Rajasthan 106 for 5 (Makvana 2-28) trail Saurashtra 344 (Chauhan 114, Pathak 88, Jogiyani 49, Pankaj Singh 5-59, G Singh 4-119) by 238 runs
Another poor effort from Rajasthan's batsmen spoilt a fine comeback from their bowlers at the Madhavrao Scindia Cricket Ground in Rajkot. Resuming on 270 for 5, Saurashtra were kept to 344, with fast bowler Pankaj Singh and left-arm spinner Gajendra Singh doing the damage. Pankaj finished with five - he had jolted the hosts, cruising at 206 for 1, with three quick strikes on the opening day.
Pankaj completed his five-for early on the second day. Overnight centurion Bhushan Chauhan added only three runs before he was caught, and Rakesh Dhurv became the fourth to be caught behind off Pankaj. Sagar Jogiyani, resuming on 20, patiently worked his way to 49, getting a little support from the tailenders. Gajendra Singh prised out the final three wickets; he and Pankaj took nine between them.
Rajasthan lost their openers cheaply, and the hosts chipped away at the wickets after that. There were scores of 36, 24, and 20 from Nos 3 to 5, but they failed to build on their starts as Rajasthan closed needing a further 89 to avoid the follow-on; they have five wickets remaining.
Baroda 305 (YK Pathan 58, Shah 56, IK Pathan 51) lead Maharashtra 228 by 77 runs
Baroda's middle order came up with useful scores; however, none of them went on to make a big contribution as Maharashtra restricted their first-innings lead to 77 at the Moti Bagh Stadium in Vadodara. Two run-outs got rid of Yusuf Pathan and Pinal Shah when they were in the 50s, while Irfan Pathan, who took a five-wicket haul on the first day, was out for 51.

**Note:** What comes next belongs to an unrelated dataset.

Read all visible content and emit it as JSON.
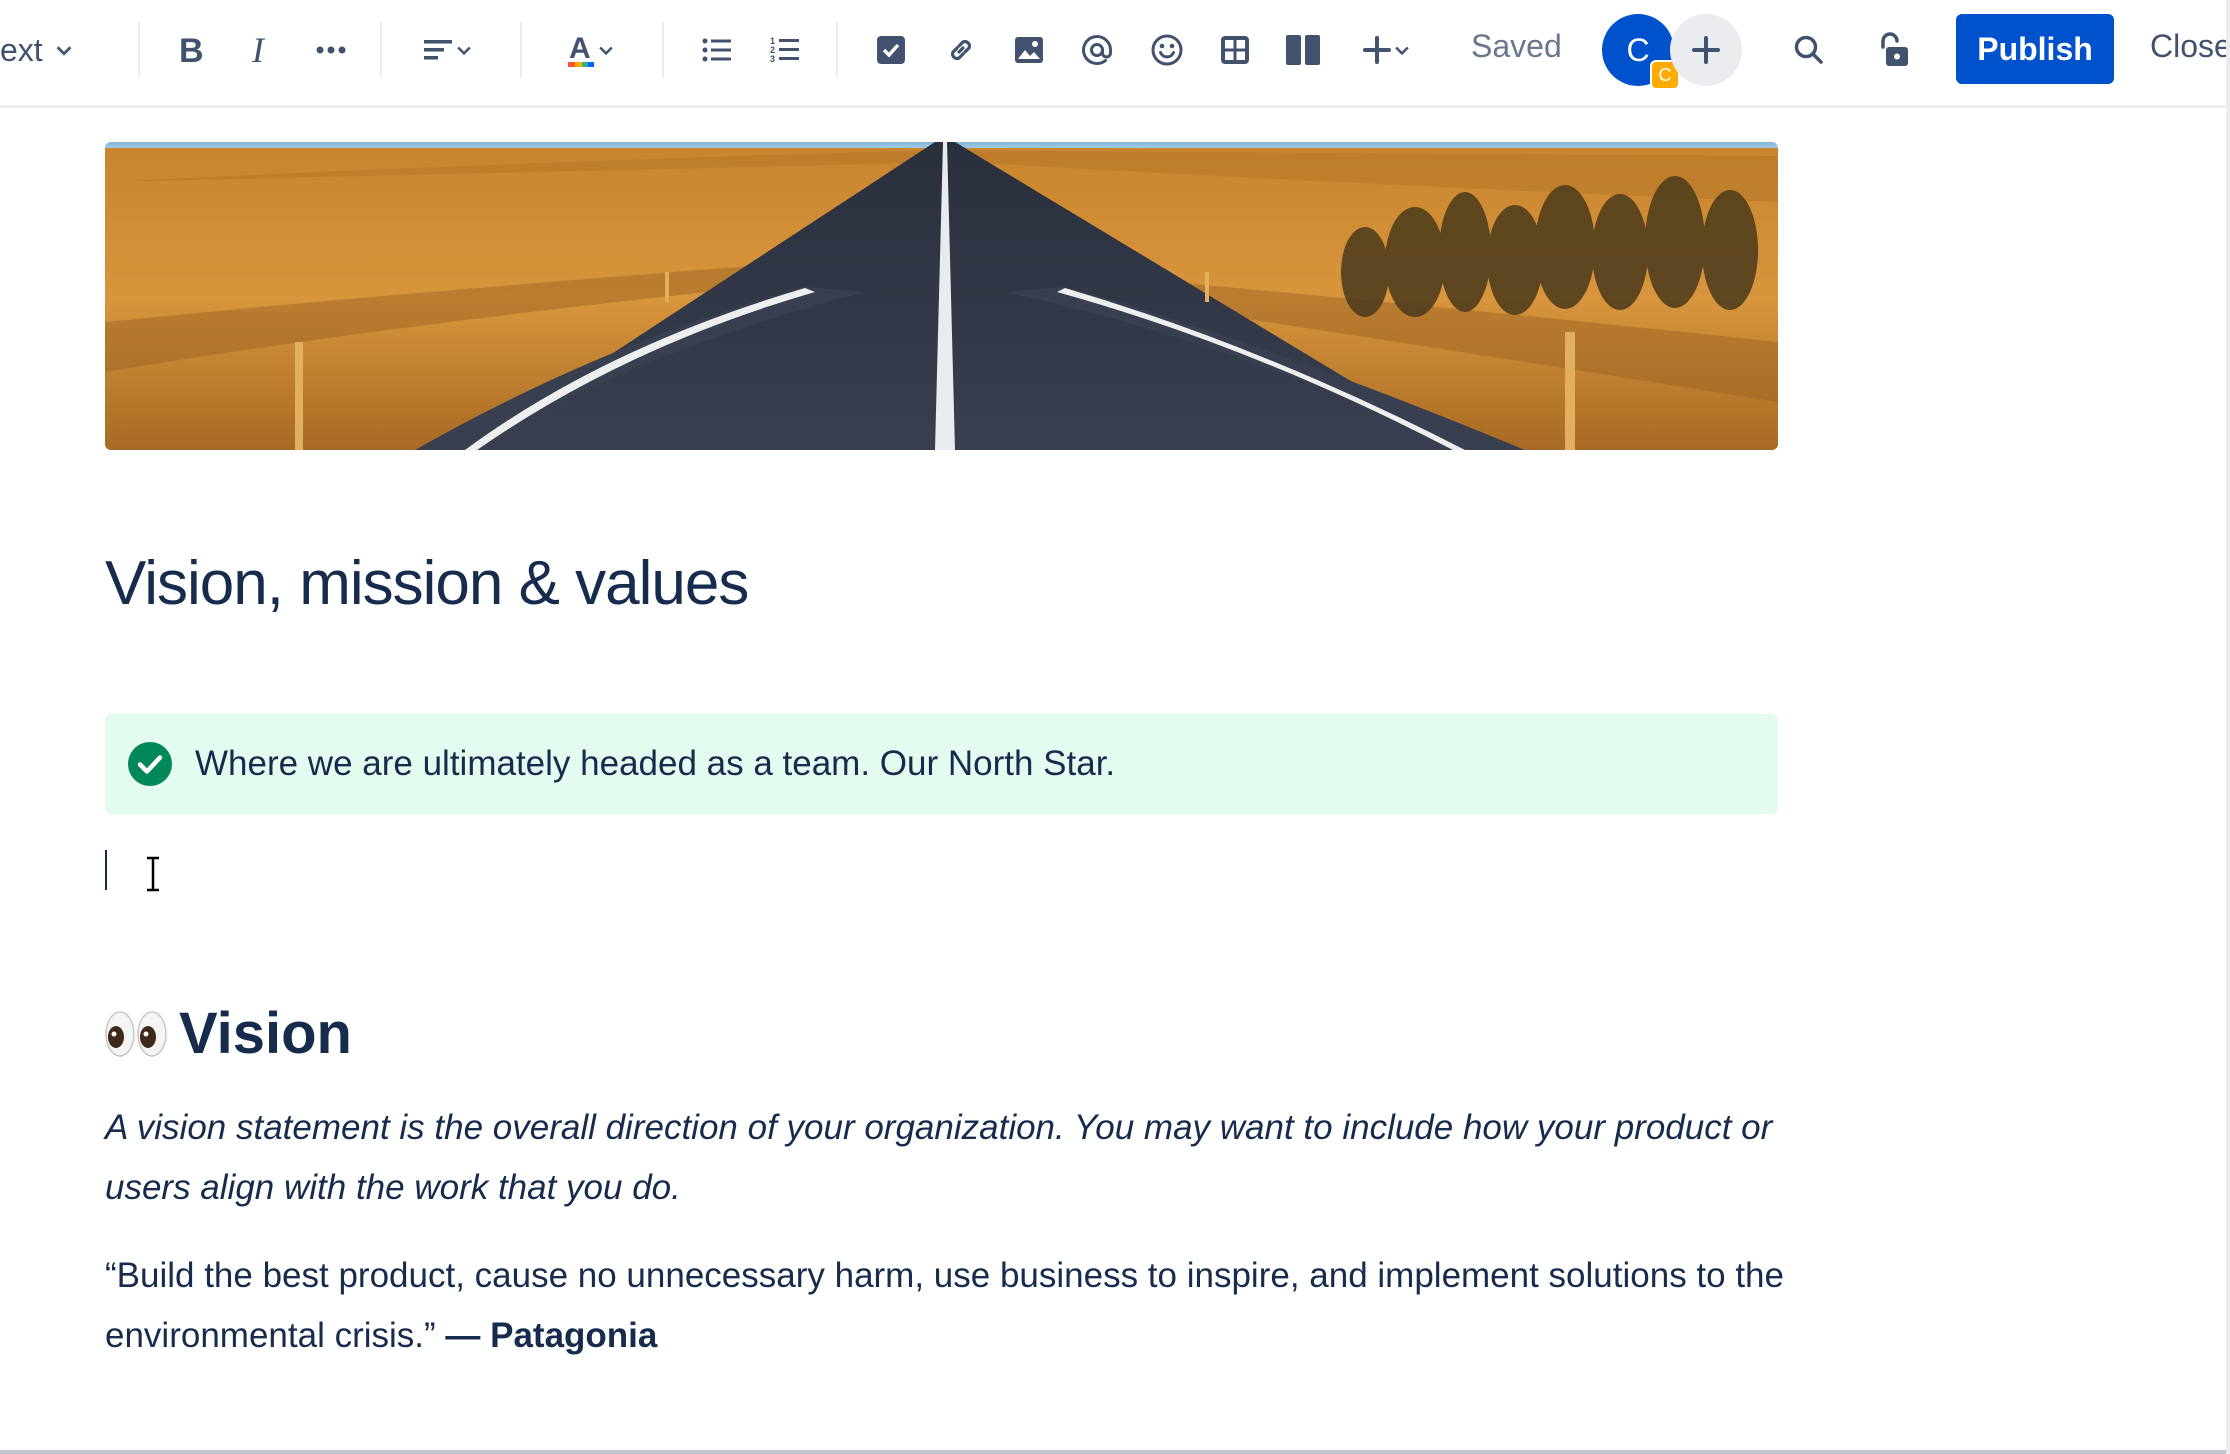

Yusuf, whose brisk unbeaten innings had rejuvenated Baroda after they slipped to 24 for 3, ticked the score from the overnight 88 for 3 to 130 for 4 along with Azharuddin Bilakhia. Yusuf had helped himself to a 53-ball 58, with ten fours, before he was run out. Bilakhia was dismissed soon after, missing a half-century by two runs.
At 130 for 5, the visitors would have sensed the chance of grabbing the first-innings lead, but Shah and Irfan took Baroda past 200. Irfan did not score as quickly as his elder brother, but had 11 fours in his 51. Shah dropped anchor at the other end, and even No. 8 Rajesh Pawar chipped in with 43. Baroda had reached 300 before Shah was the ninth man out; left-arm medium-pacer Samad Fallah ended the innings with his fifth wicket. Bad light prevented the start of Maharashtra's second innings.

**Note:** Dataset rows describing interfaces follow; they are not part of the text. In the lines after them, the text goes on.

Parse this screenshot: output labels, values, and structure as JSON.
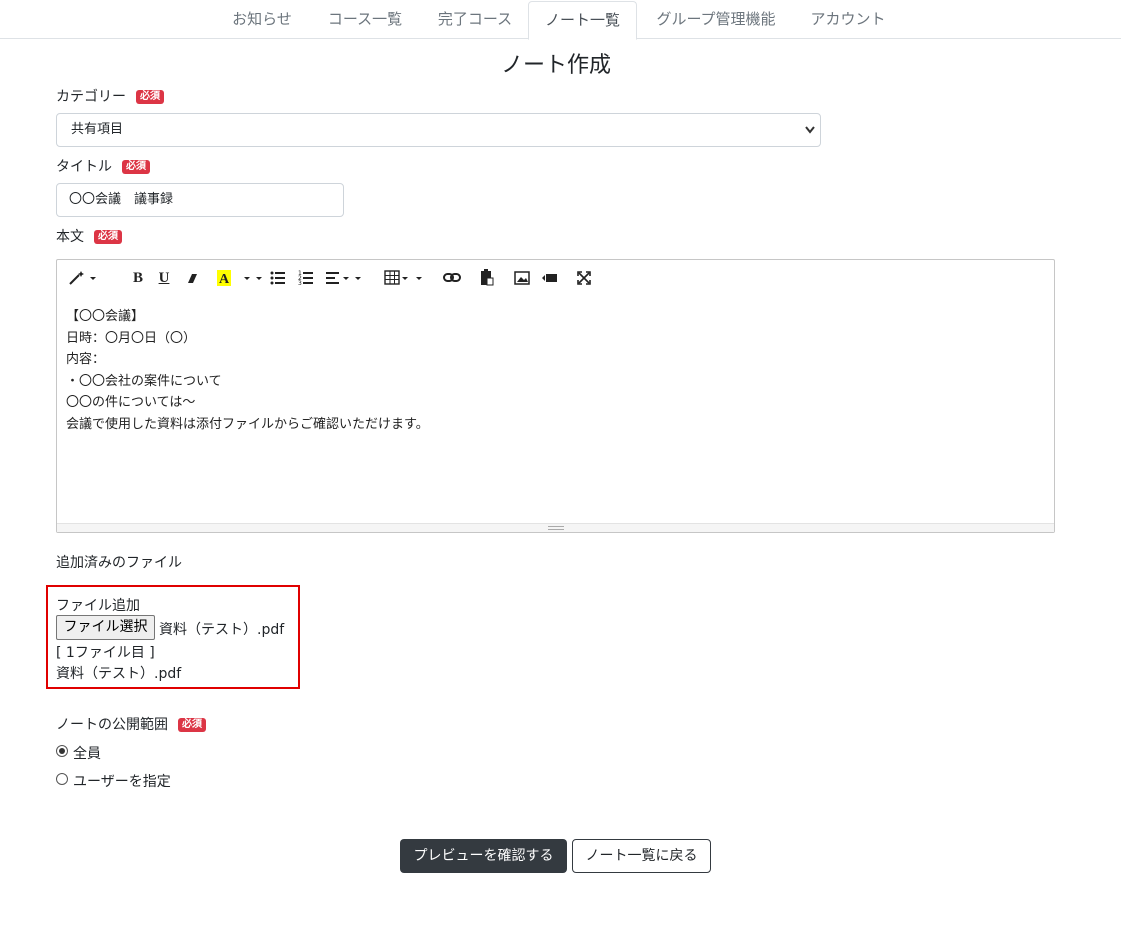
{
  "nav": {
    "tabs": [
      {
        "label": "お知らせ"
      },
      {
        "label": "コース一覧"
      },
      {
        "label": "完了コース"
      },
      {
        "label": "ノート一覧"
      },
      {
        "label": "グループ管理機能"
      },
      {
        "label": "アカウント"
      }
    ]
  },
  "page": {
    "title": "ノート作成"
  },
  "required_badge": "必須",
  "category": {
    "label": "カテゴリー",
    "selected": "共有項目"
  },
  "title_field": {
    "label": "タイトル",
    "value": "〇〇会議　議事録"
  },
  "body": {
    "label": "本文",
    "toolbar": {
      "icons": [
        "magic-icon",
        "bold-icon",
        "underline-icon",
        "eraser-icon",
        "font-color-icon",
        "bullet-list-icon",
        "ordered-list-icon",
        "align-icon",
        "table-icon",
        "link-icon",
        "paste-icon",
        "image-icon",
        "video-icon",
        "fullscreen-icon"
      ],
      "font_color": "#ffff00"
    },
    "lines": [
      "【〇〇会議】",
      "日時：〇月〇日（〇）",
      "内容：",
      "・〇〇会社の案件について",
      "〇〇の件については～",
      "会議で使用した資料は添付ファイルからご確認いただけます。"
    ]
  },
  "attached": {
    "label": "追加済みのファイル"
  },
  "file_add": {
    "label": "ファイル追加",
    "button": "ファイル選択",
    "chosen": "資料（テスト）.pdf",
    "index_label": "[ 1ファイル目 ]",
    "file_name": "資料（テスト）.pdf"
  },
  "visibility": {
    "label": "ノートの公開範囲",
    "options": [
      {
        "label": "全員",
        "checked": true
      },
      {
        "label": "ユーザーを指定",
        "checked": false
      }
    ]
  },
  "actions": {
    "preview": "プレビューを確認する",
    "back": "ノート一覧に戻る"
  }
}
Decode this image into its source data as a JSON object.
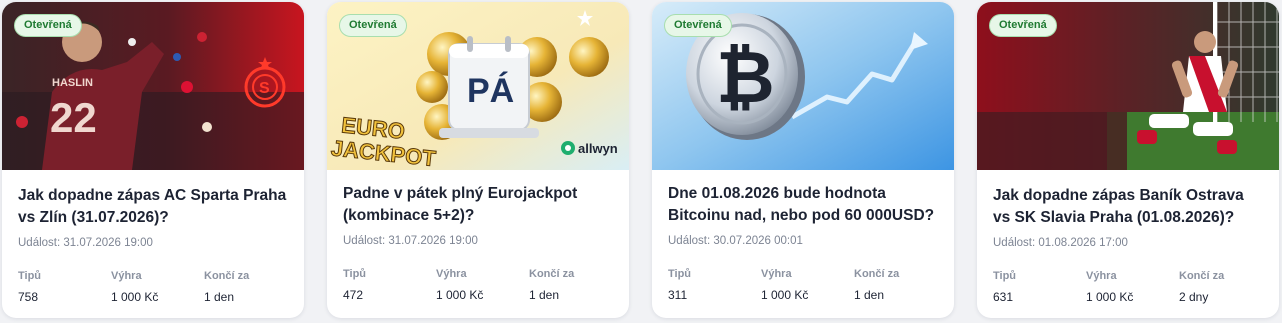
{
  "cards": [
    {
      "badge": "Otevřená",
      "title": "Jak dopadne zápas AC Sparta Praha vs Zlín (31.07.2026)?",
      "event": "Událost: 31.07.2026 19:00",
      "stats": [
        {
          "label": "Tipů",
          "value": "758"
        },
        {
          "label": "Výhra",
          "value": "1 000 Kč"
        },
        {
          "label": "Končí za",
          "value": "1 den"
        }
      ],
      "jersey_name": "HASLIN",
      "jersey_number": "22",
      "accent_color": "#d41d2c"
    },
    {
      "badge": "Otevřená",
      "title": "Padne v pátek plný Eurojackpot (kombinace 5+2)?",
      "event": "Událost: 31.07.2026 19:00",
      "stats": [
        {
          "label": "Tipů",
          "value": "472"
        },
        {
          "label": "Výhra",
          "value": "1 000 Kč"
        },
        {
          "label": "Končí za",
          "value": "1 den"
        }
      ],
      "calendar_text": "PÁ",
      "logo_line1": "EURO",
      "logo_line2": "JACKPOT",
      "brand": "allwyn",
      "accent_color": "#e8b42a"
    },
    {
      "badge": "Otevřená",
      "title": "Dne 01.08.2026 bude hodnota Bitcoinu nad, nebo pod 60 000USD?",
      "event": "Událost: 30.07.2026 00:01",
      "stats": [
        {
          "label": "Tipů",
          "value": "311"
        },
        {
          "label": "Výhra",
          "value": "1 000 Kč"
        },
        {
          "label": "Končí za",
          "value": "1 den"
        }
      ],
      "coin_symbol": "₿",
      "accent_color": "#3c8ee8"
    },
    {
      "badge": "Otevřená",
      "title": "Jak dopadne zápas Baník Ostrava vs SK Slavia Praha (01.08.2026)?",
      "event": "Událost: 01.08.2026 17:00",
      "stats": [
        {
          "label": "Tipů",
          "value": "631"
        },
        {
          "label": "Výhra",
          "value": "1 000 Kč"
        },
        {
          "label": "Končí za",
          "value": "2 dny"
        }
      ],
      "accent_color": "#c8102e"
    }
  ]
}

Andhra 191 for 3 (Sumanth 70*, Rao 43*) v Tamil Nadu
No play was possible on the first day, and Andhra made slow progress on the second. They went at a run-rate of 2.12, losing three wickets for 191 runs against Tamil Nadu, who began the game as favourites against the bottom-ranked team in Group B.
Andhra's openers put on 23 in 10.4 overs before LNP Reddy was dismissed by C Ganapathy. It was another ten overs before D Prabhu Kiran fell with the score on 38 and by the time C Suresh got rid of opener Hemal Watekar, Andhra were at 114 in 60.1 overs - Wateker played 171 balls for his 39, which included two fours and a six.
The Tamil Nadu bowlers failed to take a wicket from there on. B Sumanth hit three fours in an unbeaten 70, while Gnaneswara Rao, the Andhra captain, was the most attacking batsman. His 43 not out included seven fours, and came at a strike-rate of 46.73 - the next-best was Sumanth's 32.86.
Delhi 78 (Khatua 3-17, B Mohanty 3-26, D Mohanty 3-25) and 150 (Narwal 66, D Mohanty 4-31, Khatua 4-58) beat Orissa 80 (Ishant 7-24, Awan 2-1) and 96 (Ishant 4-27, Narwal 3-25) by 52 runs
Dropped catches don't come more poignant. With Delhi at 102 for 8, Niranjan Behera dropped a sitter from Sumit Narwal at deep fine leg. Orissa got a wicket next ball, but Narwal went on to score a match-changing unbeaten half-century. Had Orissa taken that catch, they might have been chasing 101, and in the end they were bowled out for 96 on a wet and green pitch that claimed 40 wickets in 128.5 overs. While Orissa were left to rue that missed chance, Delhi got their season back on track, taking five points, and also dangerous momentum, with them. (Click here for the full report.)